Science: Careers for Women
by Helen Hill Miller

When the Atlantic was started, women scientists were next to unknown …

Much of the time and energy of women who entered the scientific professions in the nineteenth century was spent in either contriving to take barriers gracefully or crashing into them with results demolishing sometimes the woman, sometimes the barrier …

To many a pioneer who came up the hard way, the lot of the science majors of the class of 1957 who are entering advanced study or employment this autumn seems a very easy one. This does not mean, however, that all bars are down. A few “No Admittance” signs are still posted: for instance, use of the 200-inch telescope at Mount Palomar is denied to women astronomers, on the ground that living facilities on the mountain are inadequate, though the 120-inch instrument at near-by Lick Observatory is unrestricted. Similarly, some industrial corporations still refuse to hire women engineers, on the ground that living conditions in the field are difficult …

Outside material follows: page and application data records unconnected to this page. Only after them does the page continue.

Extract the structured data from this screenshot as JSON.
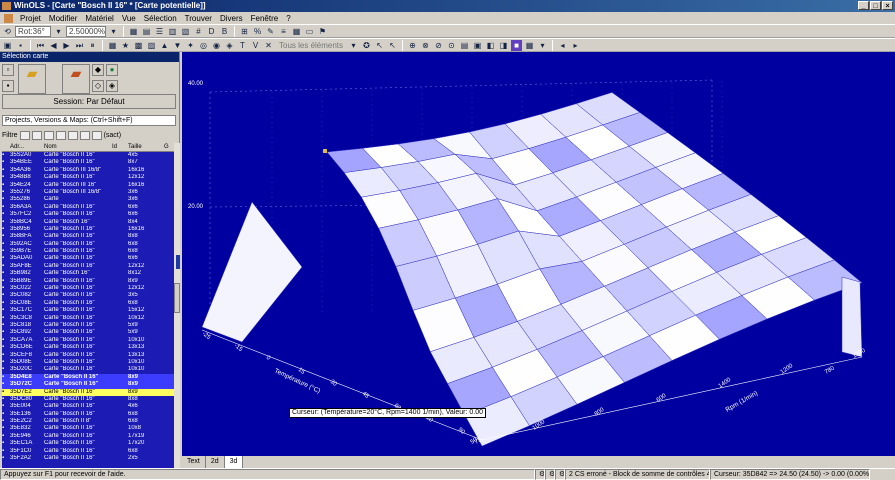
{
  "window": {
    "title": "WinOLS - [Carte \"Bosch II 16\" *  [Carte potentielle]]"
  },
  "menu": [
    "Projet",
    "Modifier",
    "Matériel",
    "Vue",
    "Sélection",
    "Trouver",
    "Divers",
    "Fenêtre",
    "?"
  ],
  "toolbar": {
    "field_a": "Rot:36°",
    "field_b": "2.50000%",
    "filter_text": "Tous les éléments"
  },
  "left_panel": {
    "title": "Sélection carte",
    "session_label": "Session: Par Défaut",
    "project_selector": "Projects, Versions & Maps:  (Ctrl+Shift+F)",
    "filter_label": "Filtre",
    "filter_btn": "(sact)",
    "columns": [
      "Adr...",
      "Nom",
      "Id",
      "Taille",
      "G"
    ],
    "rows": [
      [
        "35S2A0",
        "Carte \"Bosch II 16\"",
        "",
        "4x5"
      ],
      [
        "354BEE",
        "Carte \"Bosch II 16\"",
        "",
        "8x7"
      ],
      [
        "354A36",
        "Carte \"Bosch III 16/8\"",
        "",
        "16x16"
      ],
      [
        "3548B8",
        "Carte \"Bosch II 16\"",
        "",
        "12x12"
      ],
      [
        "354E24",
        "Carte \"Bosch III 16\"",
        "",
        "16x16"
      ],
      [
        "355276",
        "Carte \"Bosch III 16/8\"",
        "",
        "3x6"
      ],
      [
        "355286",
        "Carte",
        "",
        "3x6"
      ],
      [
        "356A3A",
        "Carte \"Bosch II 16\"",
        "",
        "6x6"
      ],
      [
        "357FC2",
        "Carte \"Bosch II 16\"",
        "",
        "6x6"
      ],
      [
        "358BC4",
        "Carte \"Bosch 16\"",
        "",
        "8x4"
      ],
      [
        "358956",
        "Carte \"Bosch II 16\"",
        "",
        "16x16"
      ],
      [
        "358BFA",
        "Carte \"Bosch II 16\"",
        "",
        "8x8"
      ],
      [
        "3592AC",
        "Carte \"Bosch II 16\"",
        "",
        "6x8"
      ],
      [
        "359B7E",
        "Carte \"Bosch II 16\"",
        "",
        "6x8"
      ],
      [
        "35ADA0",
        "Carte \"Bosch II 16\"",
        "",
        "6x6"
      ],
      [
        "35AF8E",
        "Carte \"Bosch II 16\"",
        "",
        "12x12"
      ],
      [
        "35B982",
        "Carte \"Bosch 16\"",
        "",
        "8x12"
      ],
      [
        "35B89E",
        "Carte \"Bosch II 16\"",
        "",
        "8x9"
      ],
      [
        "35C022",
        "Carte \"Bosch II 16\"",
        "",
        "12x12"
      ],
      [
        "35C082",
        "Carte \"Bosch II 16\"",
        "",
        "3x5"
      ],
      [
        "35C08E",
        "Carte \"Bosch II 16\"",
        "",
        "6x8"
      ],
      [
        "35C17C",
        "Carte \"Bosch II 16\"",
        "",
        "15x12"
      ],
      [
        "35C3C8",
        "Carte \"Bosch II 16\"",
        "",
        "10x12"
      ],
      [
        "35C818",
        "Carte \"Bosch II 16\"",
        "",
        "5x9"
      ],
      [
        "35C892",
        "Carte \"Bosch II 16\"",
        "",
        "5x9"
      ],
      [
        "35CA7A",
        "Carte \"Bosch II 16\"",
        "",
        "10x10"
      ],
      [
        "35CD6E",
        "Carte \"Bosch II 16\"",
        "",
        "13x13"
      ],
      [
        "35CEF8",
        "Carte \"Bosch II 16\"",
        "",
        "13x13"
      ],
      [
        "35D08E",
        "Carte \"Bosch II 16\"",
        "",
        "10x10"
      ],
      [
        "35D20C",
        "Carte \"Bosch II 16\"",
        "",
        "10x10"
      ],
      [
        "35D4E8",
        "Carte \"Bosch II 16\"",
        "",
        "8x9",
        "hl"
      ],
      [
        "35D72C",
        "Carte \"Bosch II 16\"",
        "",
        "8x9",
        "hl"
      ],
      [
        "35D7E2",
        "Carte \"Bosch II 16\"",
        "",
        "8x9",
        "sel"
      ],
      [
        "35DC80",
        "Carte \"Bosch II 16\"",
        "",
        "8x8"
      ],
      [
        "35E004",
        "Carte \"Bosch II 16\"",
        "",
        "4x6"
      ],
      [
        "35E136",
        "Carte \"Bosch II 16\"",
        "",
        "6x8"
      ],
      [
        "35E2C2",
        "Carte \"Bosch II 8\"",
        "",
        "6x8"
      ],
      [
        "35E832",
        "Carte \"Bosch II 16\"",
        "",
        "10x8"
      ],
      [
        "35E946",
        "Carte \"Bosch II 16\"",
        "",
        "17x19"
      ],
      [
        "35EC1A",
        "Carte \"Bosch II 16\"",
        "",
        "17x20"
      ],
      [
        "35F1C0",
        "Carte \"Bosch II 16\"",
        "",
        "6x8"
      ],
      [
        "35F2A2",
        "Carte \"Bosch II 16\"",
        "",
        "2x5"
      ]
    ]
  },
  "view": {
    "z_ticks": [
      "40.00",
      "20.00"
    ],
    "axis_temp_label": "Température (°C)",
    "axis_rpm_label": "Rpm (1/min)",
    "temp_ticks": [
      "-25",
      "-15",
      "0",
      "15",
      "30",
      "45",
      "60",
      "80",
      "90"
    ],
    "rpm_ticks": [
      "50",
      "1000",
      "800",
      "600",
      "1400",
      "1200"
    ],
    "right_ticks": [
      "780",
      "1380",
      "75"
    ],
    "cursor_text": "Curseur: (Température=20°C, Rpm=1400 1/min), Valeur: 0.00",
    "tabs": [
      "Text",
      "2d",
      "3d"
    ]
  },
  "status": {
    "help": "Appuyez sur F1 pour recevoir de l'aide.",
    "checksum": "2 CS erroné - Block de somme de contrôles 43 : ok",
    "cursor": "Curseur: 35D842 => 24.50 (24.50) -> 0.00 (0.00%), Largeur: 8"
  }
}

Other types of restriction remain. One is the counsel that many young girls get when making up their minds about entering a profession. Interviewed in his private machine shop among boulders and birches at Belmont, Massachusetts, Dr. Vannevar Bush [the renowned pioneer in analog computing] credited folklore with much of the reluctance of women to attempt disciplines based on logic, such as mathematics and physics. Promising youngsters, he remarked, are frequently scared off by the declaration: “Girls aren’t good at math.” Some girls, he believes, can be very good at it. Dean Gordon B. Carson of Ohio State’s College of Engineering concurs: “There is still some social stigma and question in the high schools of the nation when girls major in the scientific-mathematics portion of the high school curriculum” …

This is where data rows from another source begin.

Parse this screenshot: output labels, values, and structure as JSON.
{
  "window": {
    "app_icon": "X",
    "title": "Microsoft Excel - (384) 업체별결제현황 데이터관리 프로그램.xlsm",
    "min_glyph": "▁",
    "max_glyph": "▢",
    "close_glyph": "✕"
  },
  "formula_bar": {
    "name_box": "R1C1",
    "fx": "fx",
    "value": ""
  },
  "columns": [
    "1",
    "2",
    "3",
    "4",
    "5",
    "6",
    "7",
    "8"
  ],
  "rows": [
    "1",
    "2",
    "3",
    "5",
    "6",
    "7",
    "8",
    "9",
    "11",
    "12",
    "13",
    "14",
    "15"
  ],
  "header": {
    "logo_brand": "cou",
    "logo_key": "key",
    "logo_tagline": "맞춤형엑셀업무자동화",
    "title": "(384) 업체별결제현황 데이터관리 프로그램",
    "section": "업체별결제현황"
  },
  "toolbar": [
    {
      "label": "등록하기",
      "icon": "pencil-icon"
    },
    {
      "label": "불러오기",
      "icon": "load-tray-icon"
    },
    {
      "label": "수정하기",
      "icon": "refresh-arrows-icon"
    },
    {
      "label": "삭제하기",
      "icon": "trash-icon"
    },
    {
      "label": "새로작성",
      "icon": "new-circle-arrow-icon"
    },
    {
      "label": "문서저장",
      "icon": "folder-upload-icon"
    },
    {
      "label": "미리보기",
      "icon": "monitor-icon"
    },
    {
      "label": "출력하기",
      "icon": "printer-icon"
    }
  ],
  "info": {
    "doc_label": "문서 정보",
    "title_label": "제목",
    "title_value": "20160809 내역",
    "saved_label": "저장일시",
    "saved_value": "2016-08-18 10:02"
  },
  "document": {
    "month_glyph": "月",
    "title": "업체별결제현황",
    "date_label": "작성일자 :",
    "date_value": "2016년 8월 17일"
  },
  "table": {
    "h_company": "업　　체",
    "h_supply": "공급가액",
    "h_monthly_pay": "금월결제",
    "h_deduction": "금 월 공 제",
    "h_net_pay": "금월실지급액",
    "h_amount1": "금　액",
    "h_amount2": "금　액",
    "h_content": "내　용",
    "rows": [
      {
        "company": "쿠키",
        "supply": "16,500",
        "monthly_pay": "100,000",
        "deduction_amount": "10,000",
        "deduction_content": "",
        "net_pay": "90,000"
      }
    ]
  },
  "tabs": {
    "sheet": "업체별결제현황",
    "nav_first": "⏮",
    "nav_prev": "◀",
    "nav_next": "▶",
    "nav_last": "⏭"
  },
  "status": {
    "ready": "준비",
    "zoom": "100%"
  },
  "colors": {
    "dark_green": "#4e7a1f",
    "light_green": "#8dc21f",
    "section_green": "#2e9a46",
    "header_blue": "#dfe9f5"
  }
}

The two-way stretch of a home and a job, during at least part of a married woman’s life, is undeniable. To solve this highly personal problem without quitting requires finding an employing institution that can accommodate itself to maternity leave, part-time employment, sudden emergencies. It requires a family in accord with the effort. It requires finding, for at least part of the time when the children are young, another woman who can relieve the scientist of the necessity of being in two places at the same time. And it requires a certain philosophy about scientific attainment: in today’s competitive conditions, continuity of work is almost indispensable if one is to get as far as one might be able to go—as Vannevar Bush puts it, “Getting to the top on part time is doggone tough.”

Volume 200, No. 4, pp. 123–128

Read the full article here.